So while you CAN buy that cool new game for $50 – 60, EA and others are expecting the AVERAGE gamer to dump more than $30 into that same game in terms of DLC items and post-release content. Suddenly we have more than accounted for inflation, and combined with inflation …
The real cost of games for gamers has actually increased.
Assuming you accept my hypothesis, you are probably asking: So what can I do?
Regardless of platform, the key to being a smart consumer is to make a list of what you NEED and what you WANT. Most gamers have stuff they absolutely want to have right at release, and other stuff they think will be cool. Don’t pay full price for ‘nice to have’ games.

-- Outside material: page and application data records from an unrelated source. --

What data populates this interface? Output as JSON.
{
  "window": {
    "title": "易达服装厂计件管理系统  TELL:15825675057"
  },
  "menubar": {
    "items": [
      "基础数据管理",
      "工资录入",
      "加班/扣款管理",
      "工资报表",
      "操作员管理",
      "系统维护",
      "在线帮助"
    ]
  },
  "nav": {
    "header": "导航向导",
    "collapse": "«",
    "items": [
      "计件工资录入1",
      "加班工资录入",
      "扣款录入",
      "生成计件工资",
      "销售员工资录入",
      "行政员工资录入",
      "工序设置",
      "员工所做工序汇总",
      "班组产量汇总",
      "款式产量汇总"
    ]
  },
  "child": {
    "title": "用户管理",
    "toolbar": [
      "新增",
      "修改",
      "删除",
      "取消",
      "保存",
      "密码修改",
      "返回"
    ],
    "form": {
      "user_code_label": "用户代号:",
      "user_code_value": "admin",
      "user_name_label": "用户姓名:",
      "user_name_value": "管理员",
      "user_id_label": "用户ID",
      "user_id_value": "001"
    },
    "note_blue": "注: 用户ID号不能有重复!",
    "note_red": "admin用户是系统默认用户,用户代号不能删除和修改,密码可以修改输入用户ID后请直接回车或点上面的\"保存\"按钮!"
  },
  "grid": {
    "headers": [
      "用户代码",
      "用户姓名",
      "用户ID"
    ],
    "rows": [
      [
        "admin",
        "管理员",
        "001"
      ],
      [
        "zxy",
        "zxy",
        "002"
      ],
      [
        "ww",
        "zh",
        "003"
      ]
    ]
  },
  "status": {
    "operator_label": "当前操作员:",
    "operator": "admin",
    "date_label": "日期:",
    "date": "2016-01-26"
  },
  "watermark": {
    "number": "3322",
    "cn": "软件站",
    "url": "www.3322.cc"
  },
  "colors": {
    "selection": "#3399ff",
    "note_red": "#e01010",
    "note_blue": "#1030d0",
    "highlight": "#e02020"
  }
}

If you are a console gamer, even for your top games, look into trading sites such as. These sites allow you to trade your existing games in order to accumulate ‘points’ to get new games you want. Of course, the most popular games have wait times, but it can lead to significant savings.
If you are a PC gamer, take advantage of digital download sales and discounts. Unless you really are tied to physical games, the best deals are through places like Steam, Direct2Drive, Impulse and GamersGate. Most places are offering pre-order bonus items AND discounts … heck, for ArcaniA I got the game, as well as two other games from a few years ago and STILL paid less than the $50 retail price!
Also on PC, use sites like Good Old Games to expand your Horizons, and Steam and Direct2Drive’s frequent deep-discounts on older games to expand your catalog. As I have said countless times in my Netbook Gamer articles, many of these older games STILL rock!
Again regardless of platform, gamer attention spans haev never been shorter – use this to your advantage. A game released in spring 2010 will be an ‘oldie’ come January 2011 and likely have had a significant price drop. A little patience can save you big!
There you have it – I agree with ArsTechnica that games CAN be cheaper, but looking deeper into how these guys are making so much money shows that in reality they seldom ARE cheaper. The industry has matured in terms of efficiency and finding ways to get our money, and it is up to us as consumers to be smarter about how we part with our money.